Bylaw has no bite, says resident
Cost must be taken into consideration, a self-styled ‘‘greenie’’ has told council during a verbal submission at the Clean Air Bylaw hearings.
‘‘I think the best you can expect from this bylaw is noncompliance,’’ Laurie Murray said.
During his submission the Tokoroa teacher also said that, while he supported an initiative for cleaner air, he opposed the financial impacts the bylaw would have on residents.
‘‘First is the possibility that the problem is overstated. Most people I talk to are bemused by this proposal because they are of the opinion our air is better than it has been.
‘‘ Waikato Regional Council environmental chemist Jonathan Caldwell, using two different systems of analysis, found no evidence that Tokoroa’s air is any better or worse,’’ he said.
The results of the test Mr Murray is referring to came to light last year.
Both tests found no evidence to suggest air quality is improving or worsening.

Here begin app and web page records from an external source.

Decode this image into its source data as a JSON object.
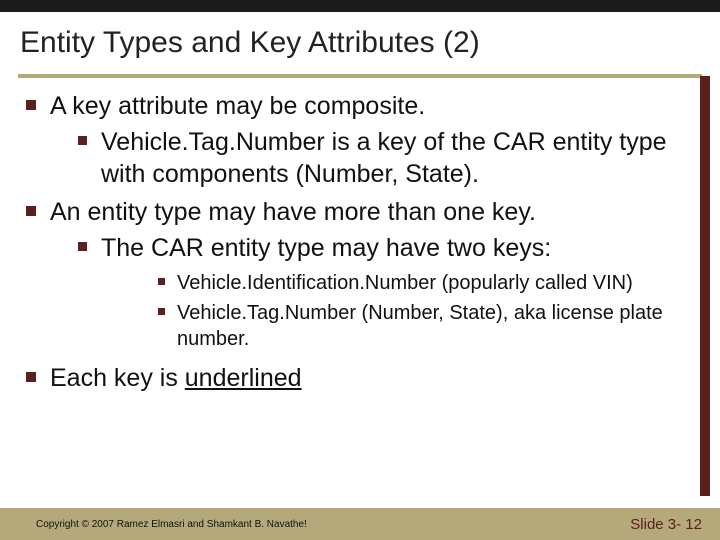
{
  "title": "Entity Types and Key Attributes (2)",
  "bullets": {
    "b1": "A key attribute may be composite.",
    "b1_1": "Vehicle.Tag.Number is a key of the CAR entity type with components (Number, State).",
    "b2": "An entity type may have more than one key.",
    "b2_1": "The CAR entity type may have two keys:",
    "b2_1_1": "Vehicle.Identification.Number (popularly called VIN)",
    "b2_1_2": "Vehicle.Tag.Number (Number, State), aka license plate number.",
    "b3_pre": "Each key is ",
    "b3_u": "underlined"
  },
  "footer": {
    "copyright": "Copyright © 2007 Ramez Elmasri and Shamkant B. Navathe!",
    "slide": "Slide 3- 12"
  }
}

‘‘Most people are surprised that it was not better, many are suspicious and think there might be a dollar in this proposal for someone,’’ he said.
Mr Murray also had concerns about the cost involved in complying with the proposed bylaw.
‘‘To ask these people to fork out perhaps $5000 or more if other compliance issues are tagged on in the way council would like to, is pie in the sky stuff,’’ he said.
In his submission Mr Murray also suggested that any fire place more than 15-years-old that can be dampened down could have that mechanism removed.
‘‘I have since checked my own box and found undoing two screws, about 30 seconds work would remove mine at no cost.’’
Mr Murray had issues with merchants selling wet wood.
‘‘Last year I bought a ute load of split pine wood from a man in Putaruru. When it arrived I was appalled to find it was straight out of the bush.
‘‘I told him that it wouldn’t burn because it was still green.’’